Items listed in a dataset
--- START ---
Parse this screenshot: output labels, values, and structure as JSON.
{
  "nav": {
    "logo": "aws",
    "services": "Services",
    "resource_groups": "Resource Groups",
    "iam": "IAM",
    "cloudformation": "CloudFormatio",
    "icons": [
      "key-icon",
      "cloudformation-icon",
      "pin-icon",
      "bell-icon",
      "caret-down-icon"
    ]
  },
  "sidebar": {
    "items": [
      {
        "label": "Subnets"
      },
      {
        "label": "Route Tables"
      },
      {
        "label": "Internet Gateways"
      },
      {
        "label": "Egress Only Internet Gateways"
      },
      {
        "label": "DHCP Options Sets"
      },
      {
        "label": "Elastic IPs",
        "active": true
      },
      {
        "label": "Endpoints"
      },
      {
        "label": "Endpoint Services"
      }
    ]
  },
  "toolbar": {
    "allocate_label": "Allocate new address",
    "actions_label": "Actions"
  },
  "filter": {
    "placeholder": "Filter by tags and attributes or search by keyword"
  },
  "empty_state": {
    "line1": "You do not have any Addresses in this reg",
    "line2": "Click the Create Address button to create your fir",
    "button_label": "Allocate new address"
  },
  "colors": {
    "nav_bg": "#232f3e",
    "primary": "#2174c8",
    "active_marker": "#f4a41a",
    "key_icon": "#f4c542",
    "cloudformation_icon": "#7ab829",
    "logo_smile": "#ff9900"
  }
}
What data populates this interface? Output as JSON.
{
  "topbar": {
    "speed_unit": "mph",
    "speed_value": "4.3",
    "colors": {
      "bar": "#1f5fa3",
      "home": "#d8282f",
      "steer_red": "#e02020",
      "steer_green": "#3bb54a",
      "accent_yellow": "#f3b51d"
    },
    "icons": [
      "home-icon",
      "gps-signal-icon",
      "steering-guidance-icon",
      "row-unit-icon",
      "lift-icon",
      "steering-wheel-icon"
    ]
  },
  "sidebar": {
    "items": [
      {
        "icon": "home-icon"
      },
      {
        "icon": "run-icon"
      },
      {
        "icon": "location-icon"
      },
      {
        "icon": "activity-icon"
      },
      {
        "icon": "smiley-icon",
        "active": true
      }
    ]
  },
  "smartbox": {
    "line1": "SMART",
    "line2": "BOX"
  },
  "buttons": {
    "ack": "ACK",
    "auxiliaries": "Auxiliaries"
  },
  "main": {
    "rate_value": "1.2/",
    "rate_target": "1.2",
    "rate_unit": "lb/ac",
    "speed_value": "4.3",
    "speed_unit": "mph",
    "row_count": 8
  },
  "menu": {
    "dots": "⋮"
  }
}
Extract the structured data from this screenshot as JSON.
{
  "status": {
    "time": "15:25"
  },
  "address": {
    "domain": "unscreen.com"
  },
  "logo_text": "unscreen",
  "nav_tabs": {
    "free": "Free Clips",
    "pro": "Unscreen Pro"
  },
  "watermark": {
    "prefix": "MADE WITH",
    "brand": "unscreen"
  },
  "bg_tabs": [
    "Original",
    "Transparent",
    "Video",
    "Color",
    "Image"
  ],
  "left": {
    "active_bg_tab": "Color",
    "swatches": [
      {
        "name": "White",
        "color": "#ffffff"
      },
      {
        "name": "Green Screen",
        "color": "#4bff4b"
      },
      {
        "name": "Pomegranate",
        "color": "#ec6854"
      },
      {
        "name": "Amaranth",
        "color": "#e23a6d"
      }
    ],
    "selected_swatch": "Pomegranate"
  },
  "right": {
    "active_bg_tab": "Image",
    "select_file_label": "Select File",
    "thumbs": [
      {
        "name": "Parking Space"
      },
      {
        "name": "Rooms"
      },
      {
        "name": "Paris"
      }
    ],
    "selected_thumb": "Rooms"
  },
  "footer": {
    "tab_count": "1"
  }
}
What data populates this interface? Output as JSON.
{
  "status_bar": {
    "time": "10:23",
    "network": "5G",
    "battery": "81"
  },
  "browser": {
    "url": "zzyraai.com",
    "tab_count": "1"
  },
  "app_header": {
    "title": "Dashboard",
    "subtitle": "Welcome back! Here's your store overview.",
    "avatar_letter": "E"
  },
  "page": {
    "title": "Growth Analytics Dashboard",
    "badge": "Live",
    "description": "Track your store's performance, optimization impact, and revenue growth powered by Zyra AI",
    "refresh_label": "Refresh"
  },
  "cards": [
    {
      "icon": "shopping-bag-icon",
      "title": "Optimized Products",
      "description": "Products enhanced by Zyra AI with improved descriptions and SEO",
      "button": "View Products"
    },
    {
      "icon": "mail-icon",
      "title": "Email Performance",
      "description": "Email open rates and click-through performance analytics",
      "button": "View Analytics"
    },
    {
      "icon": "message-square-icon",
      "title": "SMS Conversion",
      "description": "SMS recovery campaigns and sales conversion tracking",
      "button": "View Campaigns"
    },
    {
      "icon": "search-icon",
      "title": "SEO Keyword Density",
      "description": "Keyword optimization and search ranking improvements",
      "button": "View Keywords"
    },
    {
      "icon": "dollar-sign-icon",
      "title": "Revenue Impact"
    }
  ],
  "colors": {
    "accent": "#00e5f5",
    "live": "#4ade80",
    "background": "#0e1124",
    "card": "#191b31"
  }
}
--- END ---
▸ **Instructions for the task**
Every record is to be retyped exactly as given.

▸ **Task solution**
Parse this screenshot: output labels, values, and structure as JSON.
{
  "nav": {
    "logo": "aws",
    "services": "Services",
    "resource_groups": "Resource Groups",
    "iam": "IAM",
    "cloudformation": "CloudFormatio",
    "icons": [
      "key-icon",
      "cloudformation-icon",
      "pin-icon",
      "bell-icon",
      "caret-down-icon"
    ]
  },
  "sidebar": {
    "items": [
      {
        "label": "Subnets"
      },
      {
        "label": "Route Tables"
      },
      {
        "label": "Internet Gateways"
      },
      {
        "label": "Egress Only Internet Gateways"
      },
      {
        "label": "DHCP Options Sets"
      },
      {
        "label": "Elastic IPs",
        "active": true
      },
      {
        "label": "Endpoints"
      },
      {
        "label": "Endpoint Services"
      }
    ]
  },
  "toolbar": {
    "allocate_label": "Allocate new address",
    "actions_label": "Actions"
  },
  "filter": {
    "placeholder": "Filter by tags and attributes or search by keyword"
  },
  "empty_state": {
    "line1": "You do not have any Addresses in this reg",
    "line2": "Click the Create Address button to create your fir",
    "button_label": "Allocate new address"
  },
  "colors": {
    "nav_bg": "#232f3e",
    "primary": "#2174c8",
    "active_marker": "#f4a41a",
    "key_icon": "#f4c542",
    "cloudformation_icon": "#7ab829",
    "logo_smile": "#ff9900"
  }
}
What data populates this interface? Output as JSON.
{
  "topbar": {
    "speed_unit": "mph",
    "speed_value": "4.3",
    "colors": {
      "bar": "#1f5fa3",
      "home": "#d8282f",
      "steer_red": "#e02020",
      "steer_green": "#3bb54a",
      "accent_yellow": "#f3b51d"
    },
    "icons": [
      "home-icon",
      "gps-signal-icon",
      "steering-guidance-icon",
      "row-unit-icon",
      "lift-icon",
      "steering-wheel-icon"
    ]
  },
  "sidebar": {
    "items": [
      {
        "icon": "home-icon"
      },
      {
        "icon": "run-icon"
      },
      {
        "icon": "location-icon"
      },
      {
        "icon": "activity-icon"
      },
      {
        "icon": "smiley-icon",
        "active": true
      }
    ]
  },
  "smartbox": {
    "line1": "SMART",
    "line2": "BOX"
  },
  "buttons": {
    "ack": "ACK",
    "auxiliaries": "Auxiliaries"
  },
  "main": {
    "rate_value": "1.2/",
    "rate_target": "1.2",
    "rate_unit": "lb/ac",
    "speed_value": "4.3",
    "speed_unit": "mph",
    "row_count": 8
  },
  "menu": {
    "dots": "⋮"
  }
}
Extract the structured data from this screenshot as JSON.
{
  "status": {
    "time": "15:25"
  },
  "address": {
    "domain": "unscreen.com"
  },
  "logo_text": "unscreen",
  "nav_tabs": {
    "free": "Free Clips",
    "pro": "Unscreen Pro"
  },
  "watermark": {
    "prefix": "MADE WITH",
    "brand": "unscreen"
  },
  "bg_tabs": [
    "Original",
    "Transparent",
    "Video",
    "Color",
    "Image"
  ],
  "left": {
    "active_bg_tab": "Color",
    "swatches": [
      {
        "name": "White",
        "color": "#ffffff"
      },
      {
        "name": "Green Screen",
        "color": "#4bff4b"
      },
      {
        "name": "Pomegranate",
        "color": "#ec6854"
      },
      {
        "name": "Amaranth",
        "color": "#e23a6d"
      }
    ],
    "selected_swatch": "Pomegranate"
  },
  "right": {
    "active_bg_tab": "Image",
    "select_file_label": "Select File",
    "thumbs": [
      {
        "name": "Parking Space"
      },
      {
        "name": "Rooms"
      },
      {
        "name": "Paris"
      }
    ],
    "selected_thumb": "Rooms"
  },
  "footer": {
    "tab_count": "1"
  }
}
What data populates this interface? Output as JSON.
{
  "status_bar": {
    "time": "10:23",
    "network": "5G",
    "battery": "81"
  },
  "browser": {
    "url": "zzyraai.com",
    "tab_count": "1"
  },
  "app_header": {
    "title": "Dashboard",
    "subtitle": "Welcome back! Here's your store overview.",
    "avatar_letter": "E"
  },
  "page": {
    "title": "Growth Analytics Dashboard",
    "badge": "Live",
    "description": "Track your store's performance, optimization impact, and revenue growth powered by Zyra AI",
    "refresh_label": "Refresh"
  },
  "cards": [
    {
      "icon": "shopping-bag-icon",
      "title": "Optimized Products",
      "description": "Products enhanced by Zyra AI with improved descriptions and SEO",
      "button": "View Products"
    },
    {
      "icon": "mail-icon",
      "title": "Email Performance",
      "description": "Email open rates and click-through performance analytics",
      "button": "View Analytics"
    },
    {
      "icon": "message-square-icon",
      "title": "SMS Conversion",
      "description": "SMS recovery campaigns and sales conversion tracking",
      "button": "View Campaigns"
    },
    {
      "icon": "search-icon",
      "title": "SEO Keyword Density",
      "description": "Keyword optimization and search ranking improvements",
      "button": "View Keywords"
    },
    {
      "icon": "dollar-sign-icon",
      "title": "Revenue Impact"
    }
  ],
  "colors": {
    "accent": "#00e5f5",
    "live": "#4ade80",
    "background": "#0e1124",
    "card": "#191b31"
  }
}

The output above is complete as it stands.